* Aim of the task *
Which lines of the records below contain the string "subtitle"? Report each of them.

---------- Supplied records ----------

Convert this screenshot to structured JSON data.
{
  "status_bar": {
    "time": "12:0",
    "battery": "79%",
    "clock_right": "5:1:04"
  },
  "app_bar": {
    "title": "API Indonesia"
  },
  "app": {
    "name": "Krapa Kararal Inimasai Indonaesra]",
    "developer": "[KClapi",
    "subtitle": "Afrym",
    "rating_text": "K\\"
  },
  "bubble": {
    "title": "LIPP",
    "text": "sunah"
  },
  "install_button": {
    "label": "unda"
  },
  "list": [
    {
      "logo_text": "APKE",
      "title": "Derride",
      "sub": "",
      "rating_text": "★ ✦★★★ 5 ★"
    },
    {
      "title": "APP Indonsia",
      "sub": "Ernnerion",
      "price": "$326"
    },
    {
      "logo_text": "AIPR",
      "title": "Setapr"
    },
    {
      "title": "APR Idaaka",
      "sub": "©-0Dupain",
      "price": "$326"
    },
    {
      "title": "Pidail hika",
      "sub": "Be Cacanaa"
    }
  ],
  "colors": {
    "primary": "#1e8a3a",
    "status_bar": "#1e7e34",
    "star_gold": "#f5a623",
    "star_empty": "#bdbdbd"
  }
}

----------
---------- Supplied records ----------

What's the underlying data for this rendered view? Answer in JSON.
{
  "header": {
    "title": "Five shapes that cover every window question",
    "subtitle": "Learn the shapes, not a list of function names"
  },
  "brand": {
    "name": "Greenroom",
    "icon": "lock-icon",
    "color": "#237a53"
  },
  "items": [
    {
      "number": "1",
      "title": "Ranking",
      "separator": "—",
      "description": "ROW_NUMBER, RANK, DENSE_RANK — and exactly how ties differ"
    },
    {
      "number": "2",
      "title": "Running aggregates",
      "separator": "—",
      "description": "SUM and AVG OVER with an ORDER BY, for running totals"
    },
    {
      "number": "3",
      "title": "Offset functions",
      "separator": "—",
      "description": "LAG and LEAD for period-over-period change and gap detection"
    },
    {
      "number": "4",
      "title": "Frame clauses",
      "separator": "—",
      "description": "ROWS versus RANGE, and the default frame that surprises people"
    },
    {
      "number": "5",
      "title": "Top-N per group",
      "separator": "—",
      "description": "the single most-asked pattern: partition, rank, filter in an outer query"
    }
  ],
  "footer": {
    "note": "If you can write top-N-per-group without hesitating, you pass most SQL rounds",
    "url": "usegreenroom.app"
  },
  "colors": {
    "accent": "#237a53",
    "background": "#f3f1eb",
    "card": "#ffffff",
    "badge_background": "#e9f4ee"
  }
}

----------

* Your response *
    "subtitle": "Afrym",
    "subtitle": "Learn the shapes, not a list of function names"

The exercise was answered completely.